After graduating nearly two years ago, my husband joined a small law firm. Having a real income, albeit modest, made budgeting much more exciting. In addition to budgeting our own money (rather than borrowed money), we were budgeting with a purpose: to save for a down payment on a house.
Our budget outlined how we planned to spend our money. We tracked our expenses and made sure we stayed within our limits. Periodically we would transfer whatever money was left in our checking account into our house fund.
In May 2013, I happened upon Dave Ramsey’s Total Money Makeover at the thrift store. As a longtime reader of Money Saving Mom, I had heard great things about Dave’s books. I read it through it in a few days and then my husband read it too.
Even though our income-based student loan repayment plan does not require us to pay anything yet (our income is low for a family of five), we knew that paying our student loans first and fast was the right thing to do. The purpose of our budget changed from saving for a house to paying off our student loans as quickly as possible.
BUDGETING WITH A GOAL
Even better than budgeting with a general purpose, is budgeting with a specific goal. We decided to set a specific, measurable goal that would stretch us. We crunched some numbers and set a date for when we would be debt-free.
We set an goal amount to pay toward our debt each month. Our audacious goal not only keeps us strictly on our budget, but motivates us to work hard at increasing our income. Our income isn’t quite to the point that we can reach our monthly loan payment goal, but we are doing what we can to increase our income and are optimistic about the future.

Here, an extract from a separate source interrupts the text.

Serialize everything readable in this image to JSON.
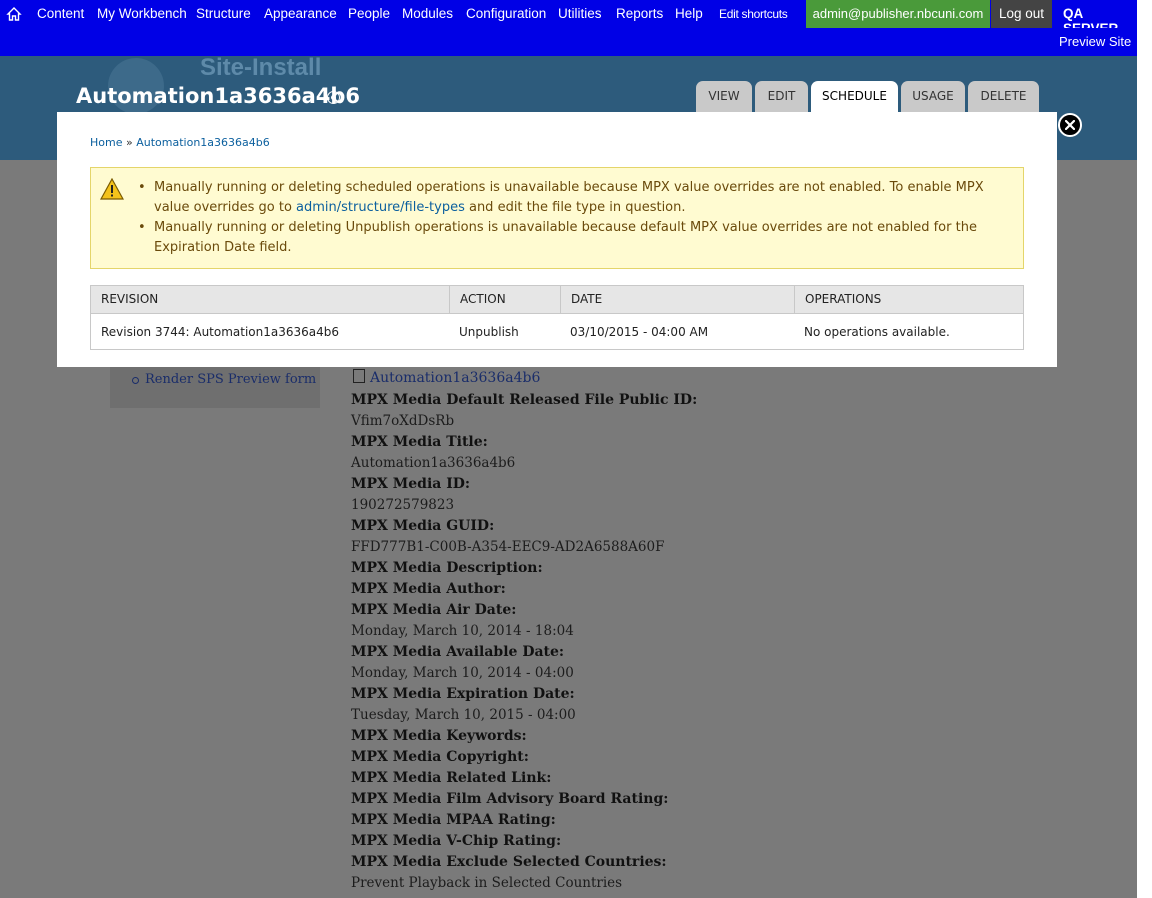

From casual budgeting in our heads, to focused, consistent budgeting with a goal, we have come a long way. Challenged and motivated by our goal, we have paid over $40,000 toward our student loans in just over a year. By the end of 2016 we hope to have paid the remaining $99,000, saving tens of thousands of dollars in interest and making us debt-free (and ready to save for a house)!
In the past couple of months we’ve revamped how we budget. It makes such a difference and is solving all of the problems that our past budgets have had. I am excited to talk about the details of what we were doing and why and how we changed. UPDATE: You can read about our awesome changes here.
- How has your budgeting style evolved over the years?
- Has there been a certain impetus for budgeting or is it something you’ve always done?